The pair left camp on Saturday, 10 October and made the six-day ascent in exquisite style: the team rocked up to an unfamiliar face, determined a line and sent a gnarly new route on a virgin face, bottom to top, single push, totally self-sufficient. Allez the hardmen.

In an email to the ChamonixInsider, Trommsdorff described the route:

It’s a route of around 2400 meters, 45 pitches (plus some simul-climbing for maybe 25% of the route), ED+, mostly ice/mixed and snow and a few pitches of rock. Many very delicate snow ridges/walls/flutes to climb and traverse, fantastic gullies and mixed climbing, many vertical sections. It was a very committing route. The abseils were complicated and we had to climb from a gully back onto the base of the first tower, which we had avoided on the way up with a 60m abseil.

We only acclimatised for three nights – 5200m, 5400m and 5600m – on the ridges east and west of our basecamp. We then had a forced 12-day rest period.

Day 3 - near the top of the first serac

Day 3 - near the top of the first serac

It was a great six-day climb of the south spur, maybe the most beautiful we have ever done, certainly the most continuously steep,  sustained and constantly exposed. Although no pitches were as hard as the hardest ones on Chomolonzo or Pumari Chhish there was always uncertainty about the key passages; on the last day there was a miraculous hole in the very corniced ridge that enabled us to cross to the other side.

D4-between-seracs*

Day 4 - between the seracs

On Oct 15th at 14:15 we reached the top of the south face but not the top of Nemjung. Another bivvy would have been necessary to follow the fairly flat and long ridge to the summit. But the lower wind window was closing in on us and I felt too weak to keep going. The previous day I had been hit on the helmet by a big chunk of ice and I felt like I was in a state of shock although I didn’t lose consciousness. Continuing would have meant a long descent in the dark so we turned around. Later, on the long way down, I had several moments of “absence” like when I dropped Yannick’s backpack, for example. (Two days after the climb he went back up to a bergschrund and found the pack, but the camera had fallen out. We lost two hours of his film and we have only my photos left!!!)

D4-vue-2nd-serac*

Day 4 - second serac

Conditions were stable and there were no objective dangers except for an easy one-minute traverse of a couloir below the big serac. We waited three full days after the massive snow dump and started early on Oct 11th. We arrived back down at BC at 22:00 on Oct 16th. Note that on the second day the cold weather helped because the gully behind the first tower has some mixed sections with very poor rock. On the third day the absence of strong wind probably prevented icicles from falling off the first serac onto the ridge.

We climbed the entire route free. Gear : 2×60 twin ropes, four ice screws (not enough!!!), six friends, a few nuts, 10 pitons (we dropped four), and a few slings.

D5-2nd-last-mixed-pitch*
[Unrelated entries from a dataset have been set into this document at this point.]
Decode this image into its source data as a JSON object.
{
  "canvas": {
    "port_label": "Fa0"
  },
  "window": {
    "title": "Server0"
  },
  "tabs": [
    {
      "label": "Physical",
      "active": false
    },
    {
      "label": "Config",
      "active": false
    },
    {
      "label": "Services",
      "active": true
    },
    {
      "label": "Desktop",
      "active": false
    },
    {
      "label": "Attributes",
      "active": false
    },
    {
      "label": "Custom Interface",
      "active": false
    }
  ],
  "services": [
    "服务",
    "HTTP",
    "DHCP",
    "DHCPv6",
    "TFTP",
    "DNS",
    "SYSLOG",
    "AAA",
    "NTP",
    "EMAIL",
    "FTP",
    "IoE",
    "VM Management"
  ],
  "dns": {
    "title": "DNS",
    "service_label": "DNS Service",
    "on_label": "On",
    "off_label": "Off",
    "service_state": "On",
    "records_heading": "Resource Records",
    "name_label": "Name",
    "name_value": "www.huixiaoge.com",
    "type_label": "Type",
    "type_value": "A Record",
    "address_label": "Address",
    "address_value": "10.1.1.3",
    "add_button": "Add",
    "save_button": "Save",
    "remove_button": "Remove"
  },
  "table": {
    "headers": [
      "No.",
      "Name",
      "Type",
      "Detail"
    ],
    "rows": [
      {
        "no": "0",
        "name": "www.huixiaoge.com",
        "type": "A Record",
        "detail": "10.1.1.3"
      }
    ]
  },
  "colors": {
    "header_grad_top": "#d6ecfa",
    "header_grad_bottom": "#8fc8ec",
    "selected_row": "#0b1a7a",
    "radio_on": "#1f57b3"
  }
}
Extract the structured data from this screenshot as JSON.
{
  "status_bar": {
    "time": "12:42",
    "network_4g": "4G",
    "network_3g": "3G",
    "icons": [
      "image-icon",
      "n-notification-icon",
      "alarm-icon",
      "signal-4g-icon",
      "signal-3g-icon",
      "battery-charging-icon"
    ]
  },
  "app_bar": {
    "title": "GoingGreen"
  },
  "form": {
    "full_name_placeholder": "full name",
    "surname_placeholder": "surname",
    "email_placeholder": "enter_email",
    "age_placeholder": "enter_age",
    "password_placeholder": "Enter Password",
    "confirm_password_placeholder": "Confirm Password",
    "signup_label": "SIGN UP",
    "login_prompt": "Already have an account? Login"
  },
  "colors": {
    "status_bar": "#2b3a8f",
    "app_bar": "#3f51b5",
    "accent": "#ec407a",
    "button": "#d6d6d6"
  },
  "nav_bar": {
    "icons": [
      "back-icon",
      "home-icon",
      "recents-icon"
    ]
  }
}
Day 5 - second to the last pitch

The team had originally planned to put up a new route on Manaslu (8156m) but the mountain has been battered by high winds and unusually high snowfall this season which forced them to change their plans.

“We couldn’t climb Manaslu because of lack of acclimatisation and too much snow…we had a long 12 day period of rest due to very bad weather, but in the end managed to put up what we believe is a new route on the south face of Nemjung.”

Trommsdorff and Graziani have already distinguished themselves with new routes on Makalu (8460m), Chomo Lonzo (7400m), and Paksitan’s Pumari Chischa (7000m). They have also climbed Everest without supplemental oxygen and the south face of Aconcagua.

The third member of the acclaimed TGW team, Patrick Wagnon, missed this trip because he is preparing for an Antarctic expedition with Isabelle Autissier and Lionel Daudet in December.

Although Trommsdorff and Graziani have rated their route ED+, the Insider sticks with its original assessment of Gnarl Factor 11 until the route receives a second ascent.

tracé voie nemjung*

Bottom of the face 4750m. Bivvys at 5300m, 5800m, 6200m, 6500m. Top of the south face about 7000m.